▶ _Aim of the task_:
Work through the entries below and show every line in which "JSON" is found.

^^^^

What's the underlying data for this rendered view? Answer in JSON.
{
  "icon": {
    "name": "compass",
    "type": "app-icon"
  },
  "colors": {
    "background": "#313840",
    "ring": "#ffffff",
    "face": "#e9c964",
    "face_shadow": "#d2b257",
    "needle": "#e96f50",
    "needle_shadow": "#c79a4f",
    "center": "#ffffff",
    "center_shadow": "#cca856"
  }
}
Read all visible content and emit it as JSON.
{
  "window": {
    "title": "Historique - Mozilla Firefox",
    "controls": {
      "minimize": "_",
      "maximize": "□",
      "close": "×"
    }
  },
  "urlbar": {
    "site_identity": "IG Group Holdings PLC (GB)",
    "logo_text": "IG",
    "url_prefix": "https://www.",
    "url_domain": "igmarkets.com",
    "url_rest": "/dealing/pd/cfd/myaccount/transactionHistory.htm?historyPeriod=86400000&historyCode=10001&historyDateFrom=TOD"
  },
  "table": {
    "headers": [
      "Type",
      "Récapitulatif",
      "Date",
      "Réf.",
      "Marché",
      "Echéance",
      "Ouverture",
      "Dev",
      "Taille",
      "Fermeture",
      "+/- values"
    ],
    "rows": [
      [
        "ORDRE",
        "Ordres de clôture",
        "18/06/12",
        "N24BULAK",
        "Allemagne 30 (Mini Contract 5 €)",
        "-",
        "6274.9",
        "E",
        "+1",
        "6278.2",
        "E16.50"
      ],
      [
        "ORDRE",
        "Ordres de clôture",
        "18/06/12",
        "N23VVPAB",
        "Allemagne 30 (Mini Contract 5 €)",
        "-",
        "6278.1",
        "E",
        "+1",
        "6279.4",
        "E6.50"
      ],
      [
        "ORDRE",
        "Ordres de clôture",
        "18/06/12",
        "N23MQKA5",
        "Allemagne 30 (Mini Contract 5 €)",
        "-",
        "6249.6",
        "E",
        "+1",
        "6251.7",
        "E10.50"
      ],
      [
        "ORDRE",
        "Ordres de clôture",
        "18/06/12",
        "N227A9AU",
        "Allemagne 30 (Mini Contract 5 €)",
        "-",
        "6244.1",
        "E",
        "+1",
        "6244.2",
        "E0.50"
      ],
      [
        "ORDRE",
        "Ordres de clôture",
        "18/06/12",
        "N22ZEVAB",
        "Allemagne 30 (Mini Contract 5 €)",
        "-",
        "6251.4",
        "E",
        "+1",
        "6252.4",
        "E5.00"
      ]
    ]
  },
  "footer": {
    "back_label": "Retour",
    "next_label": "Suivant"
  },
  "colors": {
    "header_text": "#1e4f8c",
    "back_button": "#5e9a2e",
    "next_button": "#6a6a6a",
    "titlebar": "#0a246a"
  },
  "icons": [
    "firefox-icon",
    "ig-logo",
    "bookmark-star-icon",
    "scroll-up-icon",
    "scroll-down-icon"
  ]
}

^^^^

▶ _Answer section_:
What's the underlying data for this rendered view? Answer in JSON.
Read all visible content and emit it as JSON.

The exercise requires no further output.